“That will be the baseline from where we begin,” said Donna Petersen, the dean of the USF College of Public Health and leader of the university’s COVID-19 task force.

Petersen said if someone tests positive, they’ll be counseled on the next steps. Isolation spaces have also been identified on campus.

“Once everyone’s back on campus or engaged in campus activities we will then survey them every day as to their health and any symptoms,” Petersen said, adding they’ll continue to select a random sample of 10 percent for testing.

In addition to people, the draft plan calls for sampling and testing surfaces frequently touched.

According to the proposal, students aren’t required to register for face-to-face classes and faculty and staff in high-risk categories aren’t required to teach face-to-face. After Thanksgiving break, classes and exams will move back online.

The provost said 32,000 students have already registered for classes this fall. They’ll be presented with a mix of face-to-face and online classes, as well as a flexible mix.

If someone doesn’t cooperate with the policy, students can be submitted to the student code of conduct office. Leaders said expectations will be communicated with students and faculty before they return to classes, and spelled out clearly in the syllabus.

“We’re trying to create a campus climate that promotes health and safety. In these extreme circumstances, we believe that we can insist on compliance with a certain broad set of behavioral elements of our strategy and we believe that it’s just good practice to try to create an environment where our students feel comfortable coming back to campus. Where their parents feel comfortable sending their young people to campus,” said Currall.

The funding for the fall plan is estimated to cost between $16-25 million.

“I’m very cautious about what I’m going to do. The main thing in my mind is what happens if there’s another outbreak, what happens if one person does the wrong thing then causes the virus to spread at USF,” said student Chris Miklaszewski.

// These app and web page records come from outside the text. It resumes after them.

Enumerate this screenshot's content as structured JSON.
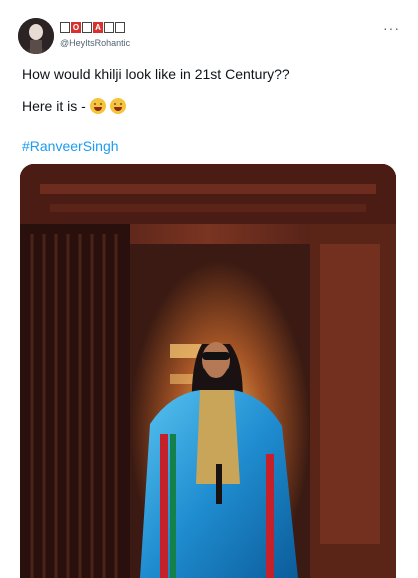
{
  "author": {
    "display_name_glyphs": [
      "",
      "O",
      "",
      "A",
      "",
      ""
    ],
    "handle": "@HeyItsRohantic"
  },
  "tweet": {
    "line1": "How would khilji look like in 21st Century??",
    "line2": "Here it is -",
    "emojis": [
      "face-with-tears-of-joy-icon",
      "loudly-crying-face-icon"
    ],
    "hashtag": "#RanveerSingh"
  },
  "icons": {
    "more": "more-options-icon"
  },
  "colors": {
    "hashtag": "#1d9bf0",
    "handle": "#536471"
  }
}
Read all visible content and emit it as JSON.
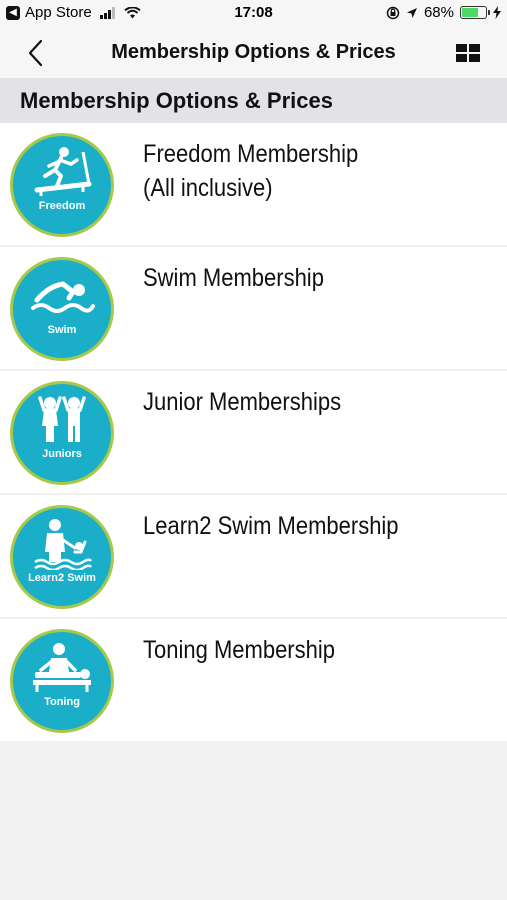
{
  "status_bar": {
    "back_app_label": "App Store",
    "time": "17:08",
    "battery_percent": "68%",
    "battery_level": 0.68
  },
  "nav": {
    "title": "Membership Options & Prices"
  },
  "section": {
    "title": "Membership Options & Prices"
  },
  "colors": {
    "icon_bg": "#1aaec8",
    "icon_ring": "#a6c94a",
    "battery": "#4cd964"
  },
  "memberships": [
    {
      "title": "Freedom Membership",
      "subtitle": "(All inclusive)",
      "caption": "Freedom",
      "icon": "treadmill-icon"
    },
    {
      "title": "Swim Membership",
      "subtitle": "",
      "caption": "Swim",
      "icon": "swimmer-icon"
    },
    {
      "title": "Junior Memberships",
      "subtitle": "",
      "caption": "Juniors",
      "icon": "children-icon"
    },
    {
      "title": "Learn2 Swim Membership",
      "subtitle": "",
      "caption": "Learn2 Swim",
      "icon": "learn-to-swim-icon"
    },
    {
      "title": "Toning Membership",
      "subtitle": "",
      "caption": "Toning",
      "icon": "toning-table-icon"
    }
  ]
}
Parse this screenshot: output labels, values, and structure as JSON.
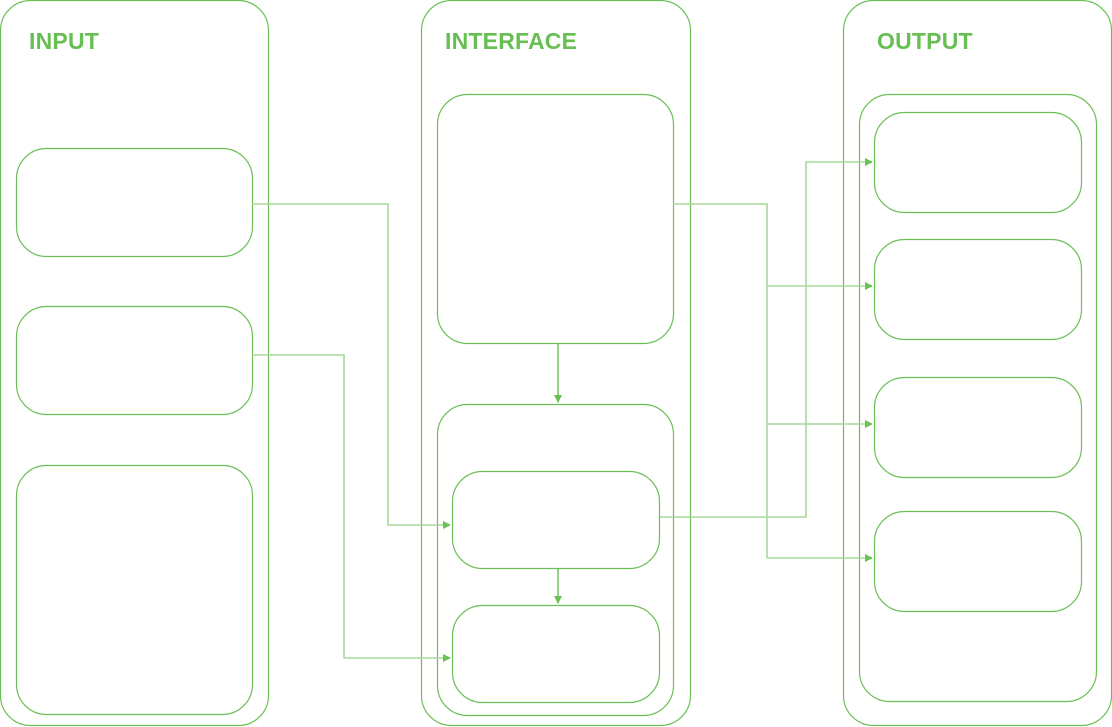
{
  "columns": [
    {
      "id": "input",
      "title": "INPUT"
    },
    {
      "id": "interface",
      "title": "INTERFACE"
    },
    {
      "id": "output",
      "title": "OUTPUT"
    }
  ],
  "colors": {
    "stroke": "#6abf55",
    "connector": "#a8d99a",
    "title": "#67be52"
  }
}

The third-year student said in talking to his classmates, they want to make sure students are able to have a dialogue on the framework with the USF community and have enough communication.

He’d also like to see more frequent updates to the student toolkit and more information on what’s under consideration. He said it’s also important to consider work opportunities moving forward for students looking ahead in their careers.

“How do we go about these precautions consistently because like I said before it only takes one person to mess it up for everybody else. So I honestly like the idea USF was considering putting in not just precautions but also consequences for USF students because this is something we should be taking seriously. It's something we should be having increased dialogues on and I feel it's important for our input as well as faculty and staff,” said Miklaszewski.

Distinguished university professor Dr. Thomas Unnasch is one member of the USF community working to help slow the spread of COVID-19 off campus as well.

“Being able to identify the residence halls or floors where infections are occurring and make sure we take care of those students on the floors is going to be really important in helping contain the epidemic. A similar situation to what we’re doing by zip code across the entire county, but we’re doing it to buildings and residence hall floors here,” he said.

The professor helped launch a heat map, driven by community surveys, in several counties. It helps track where hot spots may be.

Unnasch said right now, the data shows activity in the neighborhoods west of campus. While he said initially they received up to 10,000 responses, but they have since waned. He’s asking people to fill out the survey again.

The university’s plan will be submitted to the Florida Board of Governors on Friday and presented to them later this month.

The detailed draft and PowerPoint presentation can be viewed here.